The research done by LiveScience shows that you can get the exact same effects by simply drinking a cup of coffee instead of a pre-workout. The article says that pre-workout by itself isn’t dangerous, but supplementing it with other things very well can be.

Just as with the protein though, if you can get the same effects from real whole foods, then why risk it. It doesn’t make sense to supplement when there is no need. What I’m getting at is that the real only good pre-workout is coffee or tea. There is no need to have anything else. It would just give you too much caffeine and mix it with a bunch of other nonsensical processed ingredients and you get yourself something completely and totally unnecessary.

Conclusion

The gist of everything I am saying is that supplements are not necessary. There is only a small portion of people that really need to take supplements at all. There are definitely some tests out there that will let you know if you are deficient in any vitamins or minerals, then you can supplement based off that. I personally use a protein shake. I did some research to find the most affordable and least processed protein I could get, and I use it sometimes. I am also a flight attendant, so it is really hard to get the appropriate amount of macros in my diet. But, keep in mind, there is usually a way to make sure you can get all the nutrients your body needs with just real whole foods.
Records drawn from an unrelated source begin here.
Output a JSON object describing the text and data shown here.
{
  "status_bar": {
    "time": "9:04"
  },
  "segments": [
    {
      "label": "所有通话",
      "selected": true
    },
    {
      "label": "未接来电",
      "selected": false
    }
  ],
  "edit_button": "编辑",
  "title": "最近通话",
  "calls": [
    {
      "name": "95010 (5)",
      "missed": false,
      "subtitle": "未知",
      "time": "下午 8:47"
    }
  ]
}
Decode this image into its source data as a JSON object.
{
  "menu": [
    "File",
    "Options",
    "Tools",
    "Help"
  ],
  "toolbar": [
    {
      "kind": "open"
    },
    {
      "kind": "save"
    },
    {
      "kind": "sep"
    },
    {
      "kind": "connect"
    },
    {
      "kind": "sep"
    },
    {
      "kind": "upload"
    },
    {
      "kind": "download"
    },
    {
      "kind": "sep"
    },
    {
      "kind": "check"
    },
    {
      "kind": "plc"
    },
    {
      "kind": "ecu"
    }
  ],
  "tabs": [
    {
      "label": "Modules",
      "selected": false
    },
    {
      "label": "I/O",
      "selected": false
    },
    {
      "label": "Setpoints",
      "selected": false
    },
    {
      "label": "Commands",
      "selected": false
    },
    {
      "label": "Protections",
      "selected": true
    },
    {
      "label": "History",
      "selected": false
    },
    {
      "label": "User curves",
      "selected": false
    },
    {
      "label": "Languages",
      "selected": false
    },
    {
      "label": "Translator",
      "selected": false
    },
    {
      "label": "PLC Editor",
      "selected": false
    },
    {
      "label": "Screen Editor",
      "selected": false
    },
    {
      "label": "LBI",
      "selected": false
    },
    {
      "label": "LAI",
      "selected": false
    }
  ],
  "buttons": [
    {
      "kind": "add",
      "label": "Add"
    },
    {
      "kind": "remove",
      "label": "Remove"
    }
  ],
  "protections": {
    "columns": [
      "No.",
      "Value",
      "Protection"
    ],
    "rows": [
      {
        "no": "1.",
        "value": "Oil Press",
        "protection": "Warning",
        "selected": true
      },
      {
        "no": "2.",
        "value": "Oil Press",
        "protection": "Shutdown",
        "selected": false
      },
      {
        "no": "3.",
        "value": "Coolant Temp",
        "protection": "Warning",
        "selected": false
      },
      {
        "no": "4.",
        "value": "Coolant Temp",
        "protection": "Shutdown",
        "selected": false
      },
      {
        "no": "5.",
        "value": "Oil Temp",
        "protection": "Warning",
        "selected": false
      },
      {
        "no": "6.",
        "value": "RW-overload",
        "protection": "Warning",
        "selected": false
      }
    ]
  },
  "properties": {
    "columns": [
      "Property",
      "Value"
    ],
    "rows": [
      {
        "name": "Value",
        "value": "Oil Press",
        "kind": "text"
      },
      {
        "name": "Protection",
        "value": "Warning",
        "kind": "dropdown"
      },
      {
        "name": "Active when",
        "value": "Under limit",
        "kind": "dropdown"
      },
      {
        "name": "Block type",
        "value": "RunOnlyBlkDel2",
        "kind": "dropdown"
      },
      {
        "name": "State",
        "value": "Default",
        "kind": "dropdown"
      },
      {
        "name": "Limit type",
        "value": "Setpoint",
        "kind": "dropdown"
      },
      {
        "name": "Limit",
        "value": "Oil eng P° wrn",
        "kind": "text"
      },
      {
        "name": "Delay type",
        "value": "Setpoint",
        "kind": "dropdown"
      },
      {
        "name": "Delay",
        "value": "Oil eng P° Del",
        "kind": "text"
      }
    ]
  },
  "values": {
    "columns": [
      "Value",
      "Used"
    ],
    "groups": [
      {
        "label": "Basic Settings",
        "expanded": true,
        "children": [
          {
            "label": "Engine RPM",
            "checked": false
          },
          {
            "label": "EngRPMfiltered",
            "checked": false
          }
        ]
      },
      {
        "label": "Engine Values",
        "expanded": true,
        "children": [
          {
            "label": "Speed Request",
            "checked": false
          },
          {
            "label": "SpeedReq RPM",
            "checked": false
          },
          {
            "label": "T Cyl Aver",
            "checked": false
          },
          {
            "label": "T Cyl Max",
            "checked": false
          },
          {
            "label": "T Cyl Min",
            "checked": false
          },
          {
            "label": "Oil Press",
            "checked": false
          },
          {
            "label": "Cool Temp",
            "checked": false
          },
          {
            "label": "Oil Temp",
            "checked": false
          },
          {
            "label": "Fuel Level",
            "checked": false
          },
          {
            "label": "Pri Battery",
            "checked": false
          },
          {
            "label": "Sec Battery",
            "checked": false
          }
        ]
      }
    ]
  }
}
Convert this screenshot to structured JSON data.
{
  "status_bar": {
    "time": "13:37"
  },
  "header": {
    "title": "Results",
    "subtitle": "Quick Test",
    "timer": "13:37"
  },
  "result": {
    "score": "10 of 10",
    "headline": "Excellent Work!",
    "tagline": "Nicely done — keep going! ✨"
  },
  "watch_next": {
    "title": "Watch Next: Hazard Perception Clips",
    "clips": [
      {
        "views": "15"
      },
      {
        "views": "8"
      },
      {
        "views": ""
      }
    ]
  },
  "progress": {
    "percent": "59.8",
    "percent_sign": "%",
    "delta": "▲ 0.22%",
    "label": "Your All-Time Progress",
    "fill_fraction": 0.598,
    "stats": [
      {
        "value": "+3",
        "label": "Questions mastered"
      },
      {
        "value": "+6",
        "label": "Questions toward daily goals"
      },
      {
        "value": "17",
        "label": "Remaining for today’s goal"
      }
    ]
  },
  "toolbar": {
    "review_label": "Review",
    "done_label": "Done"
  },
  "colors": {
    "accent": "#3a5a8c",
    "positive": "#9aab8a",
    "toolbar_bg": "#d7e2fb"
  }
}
That is for sure the safest and best route to take.

Leave a Reply

Your email address will not be published. Required fields are marked *